GENEVA (Reuters) - International inspectors could be rapidly deployed to Syria’s borders if any of its neighbours raise an alarm about Damascus using chemical weapons, the deputy head of the OPCW chemical weapons agency said on Monday.
While offering no evidence that President Bashar al-Assad’s forces may, as Western powers assert, be preparing a last-ditch use of banned weapons against rebel fighters, the deputy director-general of the Organisation for the Prohibition of Chemical Weapons said staff were gearing up to help if asked.
“We have intensified our capacity,” Grace Asirwatham told Reuters in an interview in Geneva. “We are in preparedness.”

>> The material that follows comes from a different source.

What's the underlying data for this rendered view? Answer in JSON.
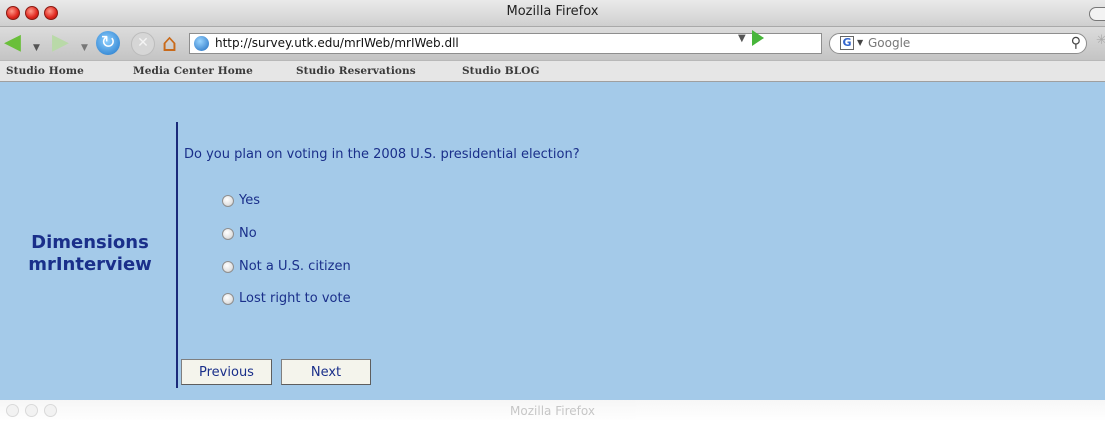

Since Syria shunned the treaty that set up the 15-year-old OPCW, the agency has no authority there. But it could play a role in sending experts and specialist protection equipment to Jordan, Turkey, Lebanon or Iraq if neighbours feared Syrian poisons might pose a threat on their borders. None has sent any request yet and Syria has denied having any chemical weapons.
Working with the United Nations, whose secretary-general Ban Ki-moon last week warned Assad it would be an “outrageous crime” to use such arms, the Hague-based OPCW stepped up its work after U.S. and other Western officials said they had secret evidence of Syrian preparations for chemical warfare, Asirwatham said.
“We are following the situation and are also concerned about the situation,” she added. “However, we cannot go into the country because we don’t have a mandate to do so.”
Of Western accusations against Assad, which have drawn comparison with those against Iraq’s Saddam Hussein a decade ago, she said: “Without verifying such information and conducting a physical inspection on the ground, it is very difficult for us to say anything on those reports.”
Syria accuses its enemies of seeking merely a pretext to attack and says that it would not use chemical weapons against its own people even if it had them. Many foreign experts believe Damascus has materials that could be used to deploy nerve agents like sarin gas, which might drift across Syria’s borders.
However, Asirwatham said, Syria was bound by the Geneva Protocol of 1925 not to use chemical weapons, even though it has not signed a 1993 treaty banning their production: “They cannot use chemical weapons. It is not an option for them,” she said.
“We believe the Syrian government will respect their obligations towards the Geneva Protocol and the international community’s sentiment to get rid of chemical weapons.”
Should any of the four OPCW member states neighbouring Syria need help, however, teams of 30 to 40 from among its permanent staff of some 150 inspectors would be ready to help on their frontiers: “In case of the use of chemical weapons, or even if they feel that the threat of use is serious, we will be able to provide them with protection and assistance,” Asirwatham said.
She stressed, however, that any request must be backed with valid evidence of a threat of chemical weapons being used.
Syria’s fifth neighbour, Israel, has signed but not ratified the treaty. Officials there say Israel does not see an immediate threat from Syria’s chemical weapons.
Editing by Alastair Macdonald